Executive Intelligence Review


Die Welt Article Panics, ‘Italy Is Putting the Future of the EU Stability Pact at Stake’

Sept. 17, 2018 (EIRNS)—Friedrich Heinemann, head of the “Corporate Taxation and Public Finance” department at the Center for European Economic Research (ZEW) in Mannheim, Germany, as well as adjunct professor of economics at the University of Heidelberg, wrote a panicked article in Die Welt on Sept. 16, warning that Italy is going to destroy the EU Stability Pact unless the European Commission moves quickly to prevent it.

Heinemann wrote his PhD dissertation on the EU financial rules after the 1992 Maastricht Treaty which established the conditions for country membership in the single currency euro area. He remains among the “who’s who” of pro-EU think tanks and institution members.

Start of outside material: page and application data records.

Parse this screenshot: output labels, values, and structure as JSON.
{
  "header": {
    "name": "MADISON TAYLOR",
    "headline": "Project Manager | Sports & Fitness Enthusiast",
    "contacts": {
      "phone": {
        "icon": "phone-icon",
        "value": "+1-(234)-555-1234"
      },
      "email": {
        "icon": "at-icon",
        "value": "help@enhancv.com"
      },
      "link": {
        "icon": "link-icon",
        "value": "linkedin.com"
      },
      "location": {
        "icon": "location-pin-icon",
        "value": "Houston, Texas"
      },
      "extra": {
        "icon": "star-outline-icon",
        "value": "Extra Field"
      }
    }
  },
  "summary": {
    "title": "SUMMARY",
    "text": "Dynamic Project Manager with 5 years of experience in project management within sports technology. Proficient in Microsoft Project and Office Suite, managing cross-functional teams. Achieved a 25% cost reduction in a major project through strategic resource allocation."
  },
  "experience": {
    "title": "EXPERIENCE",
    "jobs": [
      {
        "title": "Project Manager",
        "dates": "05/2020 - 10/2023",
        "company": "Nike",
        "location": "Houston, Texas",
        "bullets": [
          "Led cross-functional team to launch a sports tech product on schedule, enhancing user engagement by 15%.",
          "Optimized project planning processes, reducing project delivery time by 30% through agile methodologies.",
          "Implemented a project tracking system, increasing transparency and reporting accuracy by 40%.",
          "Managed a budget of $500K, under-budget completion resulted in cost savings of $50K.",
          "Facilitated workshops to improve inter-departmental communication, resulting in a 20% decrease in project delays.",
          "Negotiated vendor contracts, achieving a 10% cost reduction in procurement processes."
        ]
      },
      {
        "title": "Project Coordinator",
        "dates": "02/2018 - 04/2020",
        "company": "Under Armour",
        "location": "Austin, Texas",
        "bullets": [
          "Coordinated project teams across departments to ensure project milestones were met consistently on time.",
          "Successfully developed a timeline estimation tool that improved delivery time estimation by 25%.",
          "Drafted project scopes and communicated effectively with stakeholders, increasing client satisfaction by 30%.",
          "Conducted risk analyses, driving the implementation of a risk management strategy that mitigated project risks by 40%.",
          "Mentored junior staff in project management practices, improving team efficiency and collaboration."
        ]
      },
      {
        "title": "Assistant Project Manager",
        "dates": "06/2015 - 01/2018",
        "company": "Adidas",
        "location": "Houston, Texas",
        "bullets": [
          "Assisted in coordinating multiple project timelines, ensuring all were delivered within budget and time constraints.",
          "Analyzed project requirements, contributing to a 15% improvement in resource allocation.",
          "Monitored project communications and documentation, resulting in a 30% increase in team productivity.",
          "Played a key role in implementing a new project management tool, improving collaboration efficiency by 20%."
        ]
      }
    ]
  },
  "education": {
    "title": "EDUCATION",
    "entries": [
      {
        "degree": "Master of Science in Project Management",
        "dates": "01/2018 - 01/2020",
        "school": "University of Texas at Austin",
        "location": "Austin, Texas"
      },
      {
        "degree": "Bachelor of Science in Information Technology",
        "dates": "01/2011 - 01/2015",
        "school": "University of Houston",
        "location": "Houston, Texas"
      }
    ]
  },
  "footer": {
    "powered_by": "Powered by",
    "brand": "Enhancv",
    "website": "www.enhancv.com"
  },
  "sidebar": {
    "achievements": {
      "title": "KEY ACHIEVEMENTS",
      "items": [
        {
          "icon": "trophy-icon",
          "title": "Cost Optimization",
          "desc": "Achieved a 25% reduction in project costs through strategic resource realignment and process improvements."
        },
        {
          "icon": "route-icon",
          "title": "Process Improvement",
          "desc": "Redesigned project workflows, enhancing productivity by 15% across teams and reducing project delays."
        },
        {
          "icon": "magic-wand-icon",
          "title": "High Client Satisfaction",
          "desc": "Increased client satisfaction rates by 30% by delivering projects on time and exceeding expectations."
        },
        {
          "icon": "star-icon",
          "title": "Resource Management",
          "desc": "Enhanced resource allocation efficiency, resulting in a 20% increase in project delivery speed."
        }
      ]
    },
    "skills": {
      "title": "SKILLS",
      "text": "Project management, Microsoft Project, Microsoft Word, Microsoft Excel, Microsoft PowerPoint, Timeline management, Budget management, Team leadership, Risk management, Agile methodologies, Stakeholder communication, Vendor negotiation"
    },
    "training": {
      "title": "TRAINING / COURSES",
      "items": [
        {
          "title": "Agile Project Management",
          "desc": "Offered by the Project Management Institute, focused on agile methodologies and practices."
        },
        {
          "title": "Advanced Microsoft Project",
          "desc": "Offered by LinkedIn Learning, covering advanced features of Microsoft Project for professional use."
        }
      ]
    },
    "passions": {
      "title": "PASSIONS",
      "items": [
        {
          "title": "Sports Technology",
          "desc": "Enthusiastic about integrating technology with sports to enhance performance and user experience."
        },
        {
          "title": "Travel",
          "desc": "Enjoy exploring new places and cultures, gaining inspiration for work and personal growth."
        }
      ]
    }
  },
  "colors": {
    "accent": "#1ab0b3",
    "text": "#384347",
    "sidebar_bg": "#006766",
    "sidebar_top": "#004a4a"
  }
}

The Italian government is cheating, claims Heinemann, in a typical racist undertone. When it appears to become “moderate” and says it will comply with the Maastricht 3% deficit rule, but in reality it is changing the subject. For indebted countries, the EU Stability Pact prescribes that they reduce the “structural deficit” to zero, by cutting it by 0.5% every year until the goal is reached. Therefore, “a higher deficit with a bare target of the 3% limit is in no way complying with the rules.”

Heinemann goes on that “the watchdog for the Stability and Growth Pact is the European Commission, which must be called to issue urgent clarifications. [EU Commission President] Jean-Claude Juncker and Monetary Commissioner Pierre Moscovici must make unmistakably clear that Italy would violate the Pact if it does not continue reducing the deficit.”

Unfortunately, he continues, Brussels is afraid of a large populist victory in the May 2019 European Parliament elections and is reluctant to give ammunition to the Lega and the Five Stars propaganda.

But “the future of the Stability Pact is at stake,” he howls.

“If the Commission is soft, the credibility of the reformed Pact is irreparably damaged and the calculation that in that way the populists can be contained is not convincing. If the Commission gives up, it shows that governments with confrontation strategies in Europe can impose their will.”